*** Provided material Section Begins ***

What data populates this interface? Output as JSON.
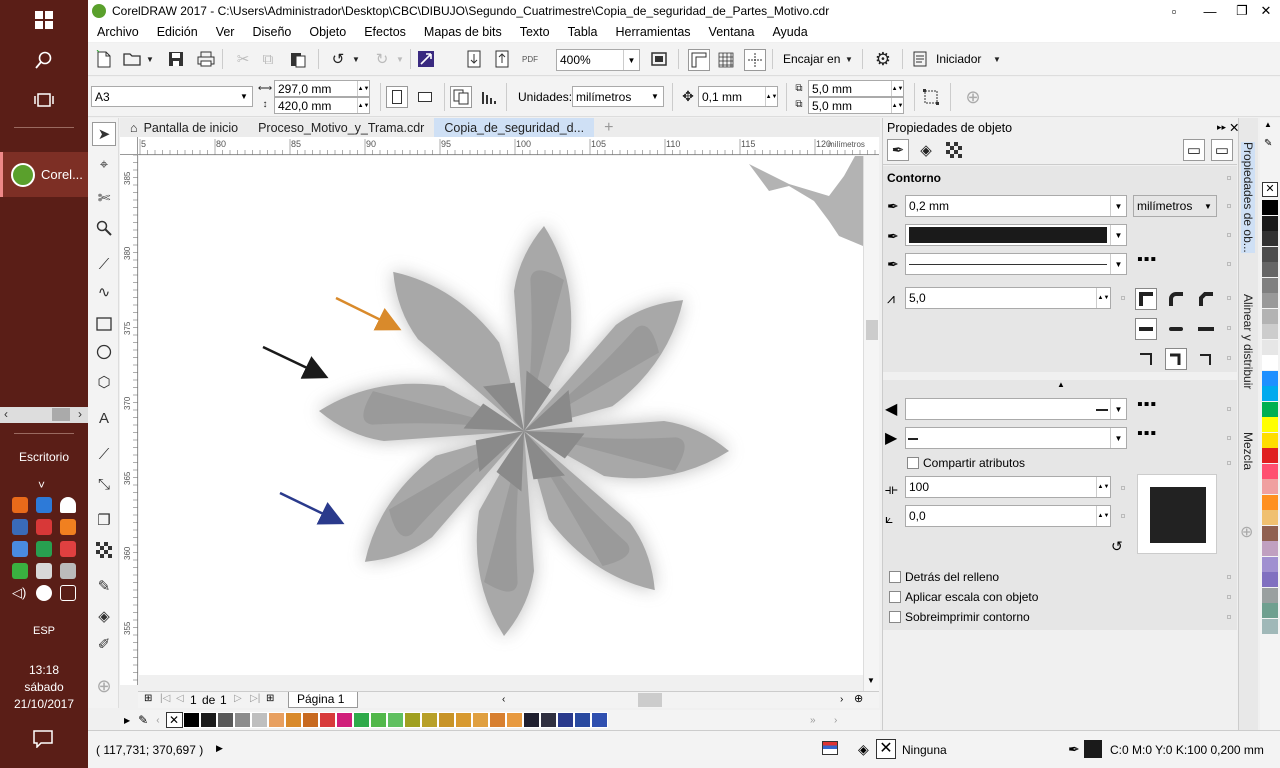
{
  "taskbar": {
    "app_label": "Corel...",
    "scroll_left": "‹",
    "scroll_right": "›",
    "desktop_label": "Escritorio",
    "chevron": "˅",
    "lang": "ESP",
    "time": "13:18",
    "day": "sábado",
    "date": "21/10/2017"
  },
  "window": {
    "title": "CorelDRAW 2017 - C:\\Users\\Administrador\\Desktop\\CBC\\DIBUJO\\Segundo_Cuatrimestre\\Copia_de_seguridad_de_Partes_Motivo.cdr"
  },
  "menu": [
    "Archivo",
    "Edición",
    "Ver",
    "Diseño",
    "Objeto",
    "Efectos",
    "Mapas de bits",
    "Texto",
    "Tabla",
    "Herramientas",
    "Ventana",
    "Ayuda"
  ],
  "toolbar": {
    "zoom": "400%",
    "snap_label": "Encajar en",
    "launcher": "Iniciador"
  },
  "propbar": {
    "page_size": "A3",
    "width": "297,0 mm",
    "height": "420,0 mm",
    "units_label": "Unidades:",
    "units": "milímetros",
    "nudge": "0,1 mm",
    "dup_x": "5,0 mm",
    "dup_y": "5,0 mm"
  },
  "tabs": [
    "Pantalla de inicio",
    "Proceso_Motivo_y_Trama.cdr",
    "Copia_de_seguridad_d..."
  ],
  "ruler": {
    "h": [
      "5",
      "80",
      "85",
      "90",
      "95",
      "100",
      "105",
      "110",
      "115",
      "120"
    ],
    "h_unit": "milímetros",
    "v": [
      "385",
      "380",
      "375",
      "370",
      "365",
      "360",
      "355"
    ]
  },
  "pagenav": {
    "current": "1",
    "of": "de",
    "total": "1",
    "page_tab": "Página 1"
  },
  "status": {
    "coords": "( 117,731; 370,697 )",
    "fill": "Ninguna",
    "outline": "C:0 M:0 Y:0 K:100  0,200 mm"
  },
  "docker": {
    "title": "Propiedades de objeto",
    "section": "Contorno",
    "width": "0,2 mm",
    "units": "milímetros",
    "miter": "5,0",
    "share_attrs": "Compartir atributos",
    "stretch": "100",
    "angle": "0,0",
    "behind_fill": "Detrás del relleno",
    "scale_with": "Aplicar escala con objeto",
    "overprint": "Sobreimprimir contorno"
  },
  "sidetabs": [
    "Propiedades de ob...",
    "Alinear y distribuir",
    "Mezcla"
  ],
  "colors": {
    "accent": "#cfe0f5",
    "taskbar": "#5a1e17",
    "arrow_orange": "#d98a2b",
    "arrow_black": "#1a1a1a",
    "arrow_blue": "#2a3a8c",
    "shape_gray": "#a6a6a6"
  },
  "palette_bottom": [
    "#000000",
    "#1a1a1a",
    "#595959",
    "#8c8c8c",
    "#bfbfbf",
    "#e8a060",
    "#d98a2b",
    "#c86a20",
    "#d83a3a",
    "#d01e7a",
    "#2faa4a",
    "#52b84a",
    "#60c060",
    "#a0a020",
    "#b8a028",
    "#c89428",
    "#d89a30",
    "#e0a040",
    "#d88030",
    "#e89a40",
    "#202030",
    "#303040",
    "#2a3a8c",
    "#2a4aa0",
    "#3050b0"
  ],
  "palette_right": [
    "#000000",
    "#1a1a1a",
    "#333333",
    "#4d4d4d",
    "#666666",
    "#808080",
    "#999999",
    "#b3b3b3",
    "#cccccc",
    "#e6e6e6",
    "#ffffff",
    "#1e90ff",
    "#00aaee",
    "#00b050",
    "#ffff00",
    "#ffdd00",
    "#e02020",
    "#ff5070",
    "#f0a0a0",
    "#ff9020",
    "#f0c070",
    "#906050",
    "#c0a0c0",
    "#a090d0",
    "#8070c0",
    "#9aa0a0",
    "#70a090",
    "#a0b8b8"
  ]
}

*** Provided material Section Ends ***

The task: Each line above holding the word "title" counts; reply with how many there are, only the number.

Task response: 2